--- Source material Enclosed Below ---
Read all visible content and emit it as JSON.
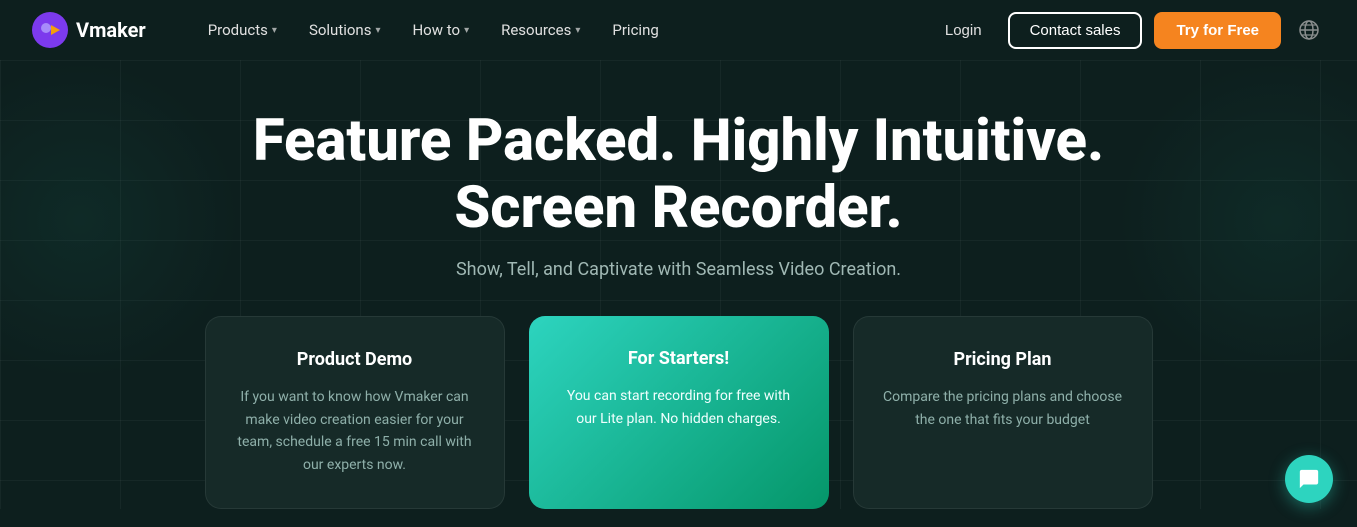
{
  "nav": {
    "logo_text": "Vmaker",
    "links": [
      {
        "id": "products",
        "label": "Products",
        "has_dropdown": true
      },
      {
        "id": "solutions",
        "label": "Solutions",
        "has_dropdown": true
      },
      {
        "id": "how_to",
        "label": "How to",
        "has_dropdown": true
      },
      {
        "id": "resources",
        "label": "Resources",
        "has_dropdown": true
      },
      {
        "id": "pricing",
        "label": "Pricing",
        "has_dropdown": false
      }
    ],
    "login_label": "Login",
    "contact_label": "Contact sales",
    "try_label": "Try for Free"
  },
  "hero": {
    "title_line1": "Feature Packed. Highly Intuitive.",
    "title_line2": "Screen Recorder.",
    "subtitle": "Show, Tell, and Captivate with Seamless Video Creation."
  },
  "cards": [
    {
      "id": "product-demo",
      "title": "Product Demo",
      "body": "If you want to know how Vmaker can make video creation easier for your team, schedule a free 15 min call with our experts now.",
      "featured": false
    },
    {
      "id": "for-starters",
      "title": "For Starters!",
      "body": "You can start recording for free with our Lite plan. No hidden charges.",
      "featured": true
    },
    {
      "id": "pricing-plan",
      "title": "Pricing Plan",
      "body": "Compare the pricing plans and choose the one that fits your budget",
      "featured": false
    }
  ]
}
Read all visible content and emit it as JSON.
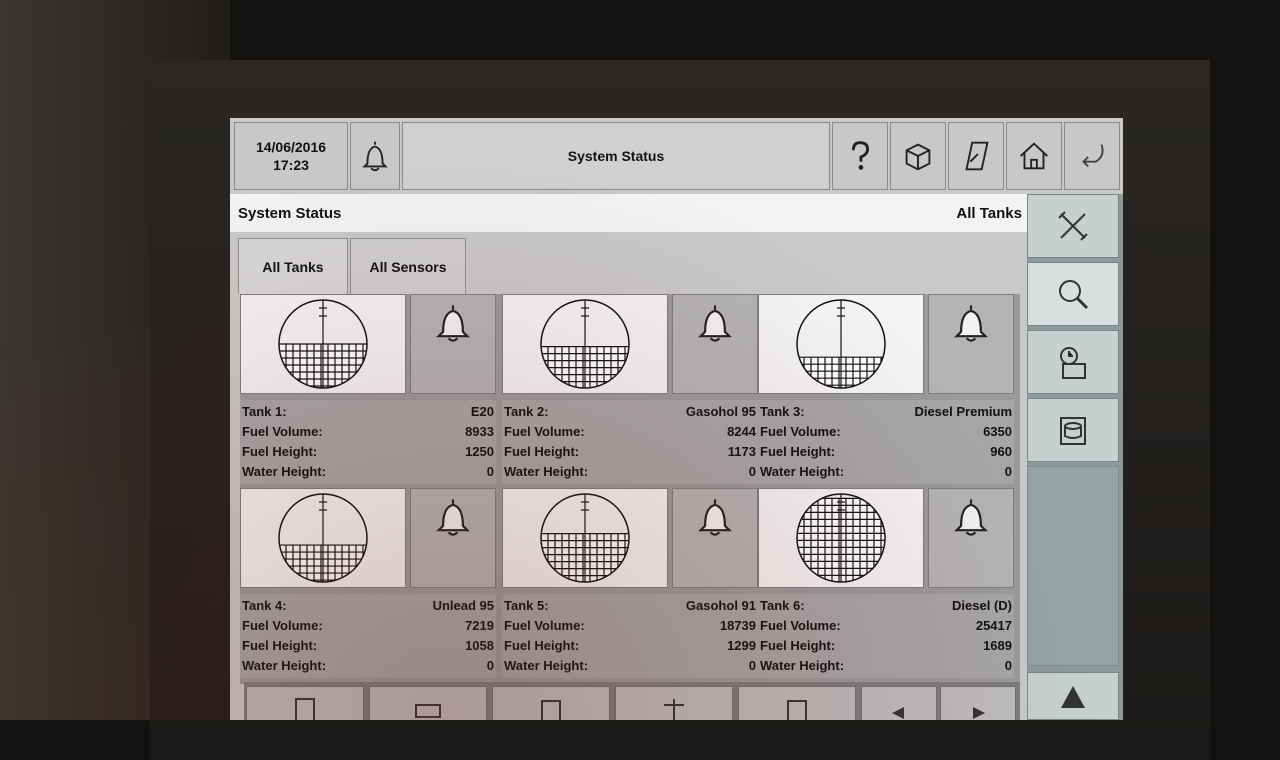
{
  "header": {
    "date": "14/06/2016",
    "time": "17:23",
    "title": "System Status",
    "icons": [
      "bell-icon",
      "help-icon",
      "package-icon",
      "note-icon",
      "home-icon",
      "back-icon"
    ]
  },
  "page": {
    "title": "System Status",
    "scope": "All Tanks"
  },
  "tabs": [
    {
      "label": "All Tanks",
      "selected": true
    },
    {
      "label": "All Sensors",
      "selected": false
    }
  ],
  "labels": {
    "fuel_volume": "Fuel Volume:",
    "fuel_height": "Fuel Height:",
    "water_height": "Water Height:"
  },
  "tanks": [
    {
      "name": "Tank 1:",
      "product": "E20",
      "fuel_volume": "8933",
      "fuel_height": "1250",
      "water_height": "0",
      "fill_level": 0.5
    },
    {
      "name": "Tank 2:",
      "product": "Gasohol 95",
      "fuel_volume": "8244",
      "fuel_height": "1173",
      "water_height": "0",
      "fill_level": 0.47
    },
    {
      "name": "Tank 3:",
      "product": "Diesel Premium",
      "fuel_volume": "6350",
      "fuel_height": "960",
      "water_height": "0",
      "fill_level": 0.35
    },
    {
      "name": "Tank 4:",
      "product": "Unlead 95",
      "fuel_volume": "7219",
      "fuel_height": "1058",
      "water_height": "0",
      "fill_level": 0.42
    },
    {
      "name": "Tank 5:",
      "product": "Gasohol 91",
      "fuel_volume": "18739",
      "fuel_height": "1299",
      "water_height": "0",
      "fill_level": 0.55
    },
    {
      "name": "Tank 6:",
      "product": "Diesel (D)",
      "fuel_volume": "25417",
      "fuel_height": "1689",
      "water_height": "0",
      "fill_level": 0.95
    }
  ],
  "sidebar": {
    "icons": [
      "tools-icon",
      "search-icon",
      "clock-report-icon",
      "database-icon",
      "scroll-up-icon"
    ]
  },
  "bottom_bar": {
    "icons": [
      "document-icon",
      "truck-icon",
      "delivery-icon",
      "scale-icon",
      "scale-report-icon",
      "arrow-left-icon",
      "arrow-right-icon"
    ]
  }
}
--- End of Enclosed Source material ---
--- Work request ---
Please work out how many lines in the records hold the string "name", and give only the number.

--- Answer section ---
6